***** Source data
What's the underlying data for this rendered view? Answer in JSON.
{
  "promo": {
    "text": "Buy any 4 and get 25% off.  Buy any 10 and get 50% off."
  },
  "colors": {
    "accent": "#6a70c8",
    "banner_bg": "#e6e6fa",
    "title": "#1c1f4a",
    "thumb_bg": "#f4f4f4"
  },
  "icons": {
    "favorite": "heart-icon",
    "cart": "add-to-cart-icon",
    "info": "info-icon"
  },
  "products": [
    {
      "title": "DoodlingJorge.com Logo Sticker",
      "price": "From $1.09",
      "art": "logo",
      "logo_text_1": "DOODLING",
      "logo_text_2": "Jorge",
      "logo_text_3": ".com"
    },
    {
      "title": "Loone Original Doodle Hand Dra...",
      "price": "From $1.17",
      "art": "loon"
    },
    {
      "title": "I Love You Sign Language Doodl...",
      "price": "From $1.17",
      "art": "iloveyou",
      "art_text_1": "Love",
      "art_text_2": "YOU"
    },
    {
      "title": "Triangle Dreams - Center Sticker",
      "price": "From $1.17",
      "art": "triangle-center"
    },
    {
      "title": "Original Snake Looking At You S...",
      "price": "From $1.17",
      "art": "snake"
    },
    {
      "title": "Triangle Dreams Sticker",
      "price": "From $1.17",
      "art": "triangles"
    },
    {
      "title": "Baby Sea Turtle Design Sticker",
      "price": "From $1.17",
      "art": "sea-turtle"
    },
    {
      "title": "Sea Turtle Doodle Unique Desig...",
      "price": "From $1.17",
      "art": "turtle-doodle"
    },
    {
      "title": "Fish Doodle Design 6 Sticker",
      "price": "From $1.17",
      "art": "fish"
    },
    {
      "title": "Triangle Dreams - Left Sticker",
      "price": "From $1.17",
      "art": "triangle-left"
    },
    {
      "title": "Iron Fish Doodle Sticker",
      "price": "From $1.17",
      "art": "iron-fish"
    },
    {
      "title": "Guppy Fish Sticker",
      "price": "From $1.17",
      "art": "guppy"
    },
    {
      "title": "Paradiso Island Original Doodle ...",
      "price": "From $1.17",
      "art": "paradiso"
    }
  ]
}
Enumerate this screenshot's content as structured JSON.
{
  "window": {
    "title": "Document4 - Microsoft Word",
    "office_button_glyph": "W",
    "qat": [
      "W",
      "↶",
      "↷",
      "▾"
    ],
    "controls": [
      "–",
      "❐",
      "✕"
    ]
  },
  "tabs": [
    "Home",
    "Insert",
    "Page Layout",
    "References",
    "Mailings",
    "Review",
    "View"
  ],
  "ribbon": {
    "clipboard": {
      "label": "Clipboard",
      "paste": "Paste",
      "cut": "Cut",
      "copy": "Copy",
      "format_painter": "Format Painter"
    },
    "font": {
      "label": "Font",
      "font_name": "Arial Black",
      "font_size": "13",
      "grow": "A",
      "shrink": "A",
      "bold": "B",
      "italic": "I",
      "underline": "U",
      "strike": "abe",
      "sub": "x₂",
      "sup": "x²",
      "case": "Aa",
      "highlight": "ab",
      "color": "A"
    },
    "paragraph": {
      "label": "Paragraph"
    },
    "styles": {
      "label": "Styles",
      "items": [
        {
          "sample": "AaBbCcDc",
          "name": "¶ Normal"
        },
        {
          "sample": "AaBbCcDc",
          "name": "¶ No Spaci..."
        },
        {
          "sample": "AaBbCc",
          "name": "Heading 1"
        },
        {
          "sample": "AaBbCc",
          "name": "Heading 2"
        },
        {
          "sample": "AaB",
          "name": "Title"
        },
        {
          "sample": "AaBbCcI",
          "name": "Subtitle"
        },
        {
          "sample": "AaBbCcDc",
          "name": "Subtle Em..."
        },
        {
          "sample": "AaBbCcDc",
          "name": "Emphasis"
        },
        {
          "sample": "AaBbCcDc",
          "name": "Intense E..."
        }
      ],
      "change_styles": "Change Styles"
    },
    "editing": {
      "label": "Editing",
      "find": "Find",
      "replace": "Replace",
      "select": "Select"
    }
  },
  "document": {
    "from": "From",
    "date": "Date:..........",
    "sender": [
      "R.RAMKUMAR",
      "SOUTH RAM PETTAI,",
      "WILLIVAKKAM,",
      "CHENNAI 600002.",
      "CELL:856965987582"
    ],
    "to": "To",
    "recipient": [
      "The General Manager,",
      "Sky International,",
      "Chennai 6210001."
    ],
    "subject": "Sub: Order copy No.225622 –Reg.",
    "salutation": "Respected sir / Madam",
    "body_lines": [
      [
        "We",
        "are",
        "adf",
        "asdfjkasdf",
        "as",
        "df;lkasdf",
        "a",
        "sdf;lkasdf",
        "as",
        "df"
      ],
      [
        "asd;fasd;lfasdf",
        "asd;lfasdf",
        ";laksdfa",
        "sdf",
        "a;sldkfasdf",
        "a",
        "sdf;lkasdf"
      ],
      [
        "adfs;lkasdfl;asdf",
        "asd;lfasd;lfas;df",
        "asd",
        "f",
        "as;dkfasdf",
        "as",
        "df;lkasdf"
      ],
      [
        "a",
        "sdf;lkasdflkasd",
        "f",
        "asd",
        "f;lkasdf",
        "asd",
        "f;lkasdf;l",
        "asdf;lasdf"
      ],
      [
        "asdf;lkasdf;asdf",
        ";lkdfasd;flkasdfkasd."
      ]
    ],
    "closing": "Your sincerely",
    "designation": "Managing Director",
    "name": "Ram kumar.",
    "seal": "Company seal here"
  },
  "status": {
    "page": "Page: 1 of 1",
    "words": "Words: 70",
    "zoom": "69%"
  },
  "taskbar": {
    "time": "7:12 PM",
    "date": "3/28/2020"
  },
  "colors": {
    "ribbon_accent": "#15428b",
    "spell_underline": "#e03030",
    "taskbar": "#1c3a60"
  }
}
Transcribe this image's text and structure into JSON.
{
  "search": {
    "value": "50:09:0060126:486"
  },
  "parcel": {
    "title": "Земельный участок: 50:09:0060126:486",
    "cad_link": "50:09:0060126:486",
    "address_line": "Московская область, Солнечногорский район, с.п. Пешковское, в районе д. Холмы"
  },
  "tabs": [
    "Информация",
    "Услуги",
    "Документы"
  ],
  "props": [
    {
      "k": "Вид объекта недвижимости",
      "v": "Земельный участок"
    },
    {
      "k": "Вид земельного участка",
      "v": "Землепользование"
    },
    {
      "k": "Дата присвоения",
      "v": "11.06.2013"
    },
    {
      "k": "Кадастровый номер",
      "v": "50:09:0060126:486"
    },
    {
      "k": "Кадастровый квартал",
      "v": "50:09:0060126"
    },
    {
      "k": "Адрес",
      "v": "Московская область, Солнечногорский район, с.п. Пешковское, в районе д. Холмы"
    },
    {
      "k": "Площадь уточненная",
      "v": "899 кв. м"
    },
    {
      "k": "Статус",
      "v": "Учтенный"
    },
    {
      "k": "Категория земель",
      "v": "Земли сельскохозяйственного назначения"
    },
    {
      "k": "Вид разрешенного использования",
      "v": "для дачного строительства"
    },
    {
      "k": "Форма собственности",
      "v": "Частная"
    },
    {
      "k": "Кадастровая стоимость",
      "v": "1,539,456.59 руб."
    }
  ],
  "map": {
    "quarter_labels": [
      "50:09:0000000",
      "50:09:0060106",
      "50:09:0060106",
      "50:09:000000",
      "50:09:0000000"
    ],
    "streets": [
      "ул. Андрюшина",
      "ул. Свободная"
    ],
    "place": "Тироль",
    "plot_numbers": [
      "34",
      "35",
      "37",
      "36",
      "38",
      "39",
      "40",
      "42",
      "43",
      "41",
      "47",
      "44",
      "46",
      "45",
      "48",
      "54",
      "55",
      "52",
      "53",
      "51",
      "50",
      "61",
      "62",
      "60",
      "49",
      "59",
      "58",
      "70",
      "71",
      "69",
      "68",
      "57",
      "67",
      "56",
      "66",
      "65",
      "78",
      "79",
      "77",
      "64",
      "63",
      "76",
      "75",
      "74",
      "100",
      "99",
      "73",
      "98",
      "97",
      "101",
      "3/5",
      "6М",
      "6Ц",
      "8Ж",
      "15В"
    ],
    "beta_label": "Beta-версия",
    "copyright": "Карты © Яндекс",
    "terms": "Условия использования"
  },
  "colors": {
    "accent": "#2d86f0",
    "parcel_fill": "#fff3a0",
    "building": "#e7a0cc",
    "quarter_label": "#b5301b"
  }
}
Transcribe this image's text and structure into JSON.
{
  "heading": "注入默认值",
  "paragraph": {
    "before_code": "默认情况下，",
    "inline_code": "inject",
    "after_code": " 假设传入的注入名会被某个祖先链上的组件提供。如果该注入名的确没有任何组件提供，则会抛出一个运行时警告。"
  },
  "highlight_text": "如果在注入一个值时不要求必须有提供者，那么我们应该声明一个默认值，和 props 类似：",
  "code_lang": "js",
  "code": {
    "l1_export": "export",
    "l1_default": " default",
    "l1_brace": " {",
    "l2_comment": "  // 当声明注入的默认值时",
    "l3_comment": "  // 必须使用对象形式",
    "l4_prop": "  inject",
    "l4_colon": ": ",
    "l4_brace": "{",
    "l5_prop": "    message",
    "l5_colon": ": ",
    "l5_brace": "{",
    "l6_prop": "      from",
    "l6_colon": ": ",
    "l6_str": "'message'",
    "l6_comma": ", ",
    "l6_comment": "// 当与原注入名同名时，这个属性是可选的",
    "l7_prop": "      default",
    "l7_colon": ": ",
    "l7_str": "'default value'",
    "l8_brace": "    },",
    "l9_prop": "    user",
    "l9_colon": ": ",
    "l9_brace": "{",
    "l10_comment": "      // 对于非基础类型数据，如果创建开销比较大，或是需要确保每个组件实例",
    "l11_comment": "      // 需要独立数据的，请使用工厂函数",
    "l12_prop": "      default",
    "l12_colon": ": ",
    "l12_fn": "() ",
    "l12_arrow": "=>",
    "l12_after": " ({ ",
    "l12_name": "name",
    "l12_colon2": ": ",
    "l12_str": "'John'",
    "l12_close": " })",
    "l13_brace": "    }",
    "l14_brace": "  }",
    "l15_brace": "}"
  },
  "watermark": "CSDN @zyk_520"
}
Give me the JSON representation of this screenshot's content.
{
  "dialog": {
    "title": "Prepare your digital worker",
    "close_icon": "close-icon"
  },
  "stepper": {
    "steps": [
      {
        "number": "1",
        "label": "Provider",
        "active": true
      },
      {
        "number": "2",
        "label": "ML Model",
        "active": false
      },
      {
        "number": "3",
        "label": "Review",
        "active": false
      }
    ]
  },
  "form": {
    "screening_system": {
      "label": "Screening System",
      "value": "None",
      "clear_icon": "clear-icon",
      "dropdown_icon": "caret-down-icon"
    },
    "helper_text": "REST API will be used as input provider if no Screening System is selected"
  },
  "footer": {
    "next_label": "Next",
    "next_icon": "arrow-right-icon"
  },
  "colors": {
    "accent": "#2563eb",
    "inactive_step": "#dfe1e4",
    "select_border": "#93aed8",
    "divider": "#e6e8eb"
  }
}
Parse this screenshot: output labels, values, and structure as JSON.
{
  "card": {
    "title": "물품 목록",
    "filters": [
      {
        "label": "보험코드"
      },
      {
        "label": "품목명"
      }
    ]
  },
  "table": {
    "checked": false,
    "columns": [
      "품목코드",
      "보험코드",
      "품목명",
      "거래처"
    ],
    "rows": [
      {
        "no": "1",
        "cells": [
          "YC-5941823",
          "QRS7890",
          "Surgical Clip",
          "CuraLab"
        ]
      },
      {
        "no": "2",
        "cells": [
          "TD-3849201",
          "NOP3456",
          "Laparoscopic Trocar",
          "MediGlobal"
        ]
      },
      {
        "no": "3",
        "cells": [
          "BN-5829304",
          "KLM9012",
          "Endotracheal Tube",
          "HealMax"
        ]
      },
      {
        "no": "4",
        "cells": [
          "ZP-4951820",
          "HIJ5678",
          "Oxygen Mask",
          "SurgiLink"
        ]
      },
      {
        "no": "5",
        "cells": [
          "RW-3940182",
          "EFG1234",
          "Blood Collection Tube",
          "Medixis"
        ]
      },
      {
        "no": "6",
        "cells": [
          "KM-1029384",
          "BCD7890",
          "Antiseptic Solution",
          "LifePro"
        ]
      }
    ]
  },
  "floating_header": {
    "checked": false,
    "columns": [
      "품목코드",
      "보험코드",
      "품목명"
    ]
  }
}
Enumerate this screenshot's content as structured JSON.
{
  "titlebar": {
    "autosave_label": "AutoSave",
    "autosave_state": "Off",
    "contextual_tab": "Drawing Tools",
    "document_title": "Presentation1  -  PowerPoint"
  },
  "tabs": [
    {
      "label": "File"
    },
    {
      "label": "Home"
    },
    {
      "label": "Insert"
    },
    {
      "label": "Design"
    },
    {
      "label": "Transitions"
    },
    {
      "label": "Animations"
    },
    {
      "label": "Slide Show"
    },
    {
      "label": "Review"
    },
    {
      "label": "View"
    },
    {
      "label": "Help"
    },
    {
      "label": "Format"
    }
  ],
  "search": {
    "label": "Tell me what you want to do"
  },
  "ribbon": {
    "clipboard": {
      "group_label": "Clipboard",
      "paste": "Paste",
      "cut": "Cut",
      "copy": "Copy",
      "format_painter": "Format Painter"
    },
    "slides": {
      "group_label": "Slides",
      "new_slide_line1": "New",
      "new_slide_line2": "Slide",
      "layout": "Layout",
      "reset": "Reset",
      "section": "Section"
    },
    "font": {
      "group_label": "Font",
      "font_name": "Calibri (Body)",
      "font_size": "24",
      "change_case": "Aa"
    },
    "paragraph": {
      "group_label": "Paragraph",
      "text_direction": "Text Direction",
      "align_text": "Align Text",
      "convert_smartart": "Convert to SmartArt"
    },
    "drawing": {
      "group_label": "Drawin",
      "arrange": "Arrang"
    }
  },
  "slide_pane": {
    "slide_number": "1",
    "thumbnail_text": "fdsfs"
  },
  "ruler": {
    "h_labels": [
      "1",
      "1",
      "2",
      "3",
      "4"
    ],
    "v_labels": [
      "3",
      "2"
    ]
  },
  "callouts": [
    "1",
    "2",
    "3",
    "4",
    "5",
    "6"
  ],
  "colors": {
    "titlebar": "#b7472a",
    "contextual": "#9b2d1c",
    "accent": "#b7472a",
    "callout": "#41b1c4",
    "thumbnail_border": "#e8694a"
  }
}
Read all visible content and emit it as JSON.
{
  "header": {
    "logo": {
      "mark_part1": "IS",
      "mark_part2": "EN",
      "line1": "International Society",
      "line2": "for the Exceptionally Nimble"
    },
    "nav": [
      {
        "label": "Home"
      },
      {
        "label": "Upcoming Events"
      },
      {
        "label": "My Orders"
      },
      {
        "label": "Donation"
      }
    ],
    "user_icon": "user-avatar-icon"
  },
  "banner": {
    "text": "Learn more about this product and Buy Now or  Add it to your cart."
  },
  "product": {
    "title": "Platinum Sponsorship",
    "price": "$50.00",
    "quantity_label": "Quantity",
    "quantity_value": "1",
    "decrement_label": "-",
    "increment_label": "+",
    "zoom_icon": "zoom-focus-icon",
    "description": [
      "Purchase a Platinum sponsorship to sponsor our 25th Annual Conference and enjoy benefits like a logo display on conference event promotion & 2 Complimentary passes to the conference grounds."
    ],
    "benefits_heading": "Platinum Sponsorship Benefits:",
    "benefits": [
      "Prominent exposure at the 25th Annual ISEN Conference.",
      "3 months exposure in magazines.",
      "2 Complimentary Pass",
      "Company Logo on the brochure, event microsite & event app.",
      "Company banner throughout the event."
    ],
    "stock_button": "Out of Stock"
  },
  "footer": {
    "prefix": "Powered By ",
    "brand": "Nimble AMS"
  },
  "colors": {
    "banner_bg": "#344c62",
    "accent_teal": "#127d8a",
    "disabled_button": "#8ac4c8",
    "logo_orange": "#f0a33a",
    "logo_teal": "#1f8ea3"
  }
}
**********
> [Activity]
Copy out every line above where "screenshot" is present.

> [Result of the exercise]
Enumerate this screenshot's content as structured JSON.
Give me the JSON representation of this screenshot's content.
Parse this screenshot: output labels, values, and structure as JSON.
Enumerate this screenshot's content as structured JSON.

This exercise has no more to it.